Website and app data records

------------

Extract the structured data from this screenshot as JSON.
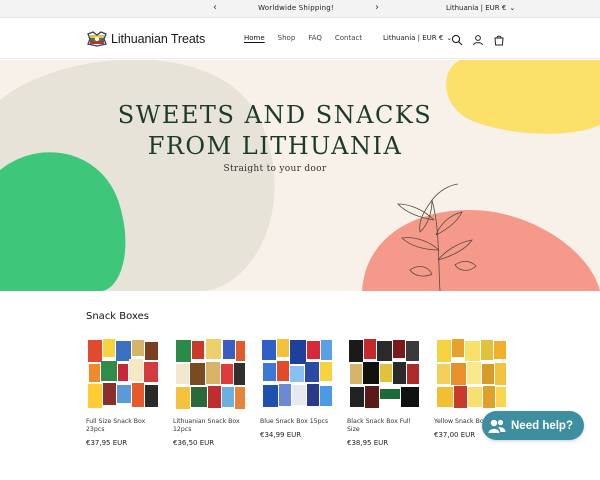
{
  "announcement": {
    "message": "Worldwide Shipping!",
    "locale": "Lithuania | EUR €"
  },
  "header": {
    "brand": "Lithuanian Treats",
    "nav": [
      {
        "label": "Home",
        "active": true
      },
      {
        "label": "Shop",
        "active": false
      },
      {
        "label": "FAQ",
        "active": false
      },
      {
        "label": "Contact",
        "active": false
      }
    ],
    "locale": "Lithuania | EUR €",
    "icons": [
      "search-icon",
      "account-icon",
      "cart-icon"
    ]
  },
  "hero": {
    "title_line1": "SWEETS AND SNACKS",
    "title_line2": "FROM LITHUANIA",
    "subtitle": "Straight to your door",
    "colors": {
      "bg": "#f8f1e9",
      "green": "#3ec77a",
      "yellow": "#fbe06a",
      "salmon": "#f59a8a",
      "grey": "#e7e3d8"
    }
  },
  "section": {
    "title": "Snack Boxes"
  },
  "products": [
    {
      "name": "Full Size Snack Box 23pcs",
      "price": "€37,95 EUR"
    },
    {
      "name": "Lithuanian Snack Box 12pcs",
      "price": "€36,50 EUR"
    },
    {
      "name": "Blue Snack Box 15pcs",
      "price": "€34,99 EUR"
    },
    {
      "name": "Black Snack Box Full Size",
      "price": "€38,95 EUR"
    },
    {
      "name": "Yellow Snack Box",
      "price": "€37,00 EUR"
    }
  ],
  "chat": {
    "label": "Need help?",
    "color": "#3d8e9e"
  }
}
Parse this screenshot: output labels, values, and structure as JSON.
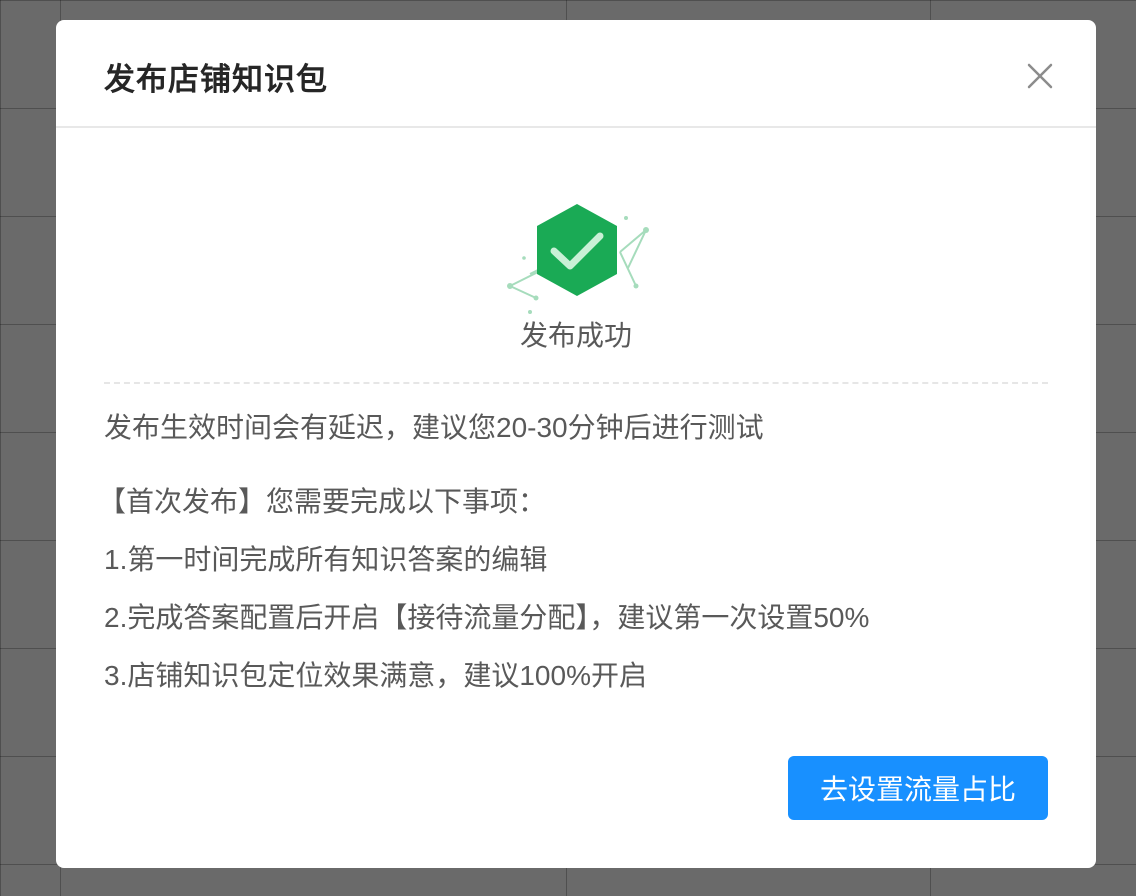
{
  "modal": {
    "title": "发布店铺知识包",
    "status_text": "发布成功",
    "notice": "发布生效时间会有延迟，建议您20-30分钟后进行测试",
    "first_publish_heading": "【首次发布】您需要完成以下事项：",
    "steps": [
      "1.第一时间完成所有知识答案的编辑",
      "2.完成答案配置后开启【接待流量分配】，建议第一次设置50%",
      "3.店铺知识包定位效果满意，建议100%开启"
    ],
    "primary_button_label": "去设置流量占比"
  },
  "icons": {
    "close": "close-icon",
    "success": "check-hexagon-icon"
  },
  "colors": {
    "primary": "#1890ff",
    "success": "#1aaa55",
    "overlay": "#6b6b6b"
  }
}
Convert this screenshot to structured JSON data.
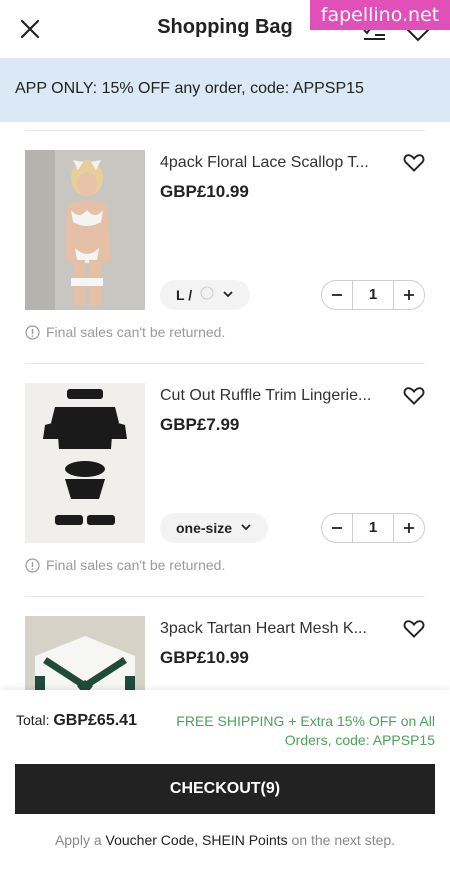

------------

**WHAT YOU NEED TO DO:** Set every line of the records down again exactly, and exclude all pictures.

**OUTPUT:**
Extract the structured data from this screenshot as JSON.
{
  "announcement": {
    "message": "Worldwide Shipping!",
    "locale": "Lithuania | EUR €"
  },
  "header": {
    "brand": "Lithuanian Treats",
    "nav": [
      {
        "label": "Home",
        "active": true
      },
      {
        "label": "Shop",
        "active": false
      },
      {
        "label": "FAQ",
        "active": false
      },
      {
        "label": "Contact",
        "active": false
      }
    ],
    "locale": "Lithuania | EUR €",
    "icons": [
      "search-icon",
      "account-icon",
      "cart-icon"
    ]
  },
  "hero": {
    "title_line1": "SWEETS AND SNACKS",
    "title_line2": "FROM LITHUANIA",
    "subtitle": "Straight to your door",
    "colors": {
      "bg": "#f8f1e9",
      "green": "#3ec77a",
      "yellow": "#fbe06a",
      "salmon": "#f59a8a",
      "grey": "#e7e3d8"
    }
  },
  "section": {
    "title": "Snack Boxes"
  },
  "products": [
    {
      "name": "Full Size Snack Box 23pcs",
      "price": "€37,95 EUR"
    },
    {
      "name": "Lithuanian Snack Box 12pcs",
      "price": "€36,50 EUR"
    },
    {
      "name": "Blue Snack Box 15pcs",
      "price": "€34,99 EUR"
    },
    {
      "name": "Black Snack Box Full Size",
      "price": "€38,95 EUR"
    },
    {
      "name": "Yellow Snack Box",
      "price": "€37,00 EUR"
    }
  ],
  "chat": {
    "label": "Need help?",
    "color": "#3d8e9e"
  }
}
Parse this screenshot: output labels, values, and structure as JSON.
{
  "modal": {
    "title": "发布店铺知识包",
    "status_text": "发布成功",
    "notice": "发布生效时间会有延迟，建议您20-30分钟后进行测试",
    "first_publish_heading": "【首次发布】您需要完成以下事项：",
    "steps": [
      "1.第一时间完成所有知识答案的编辑",
      "2.完成答案配置后开启【接待流量分配】，建议第一次设置50%",
      "3.店铺知识包定位效果满意，建议100%开启"
    ],
    "primary_button_label": "去设置流量占比"
  },
  "icons": {
    "close": "close-icon",
    "success": "check-hexagon-icon"
  },
  "colors": {
    "primary": "#1890ff",
    "success": "#1aaa55",
    "overlay": "#6b6b6b"
  }
}
Convert this screenshot to structured JSON data.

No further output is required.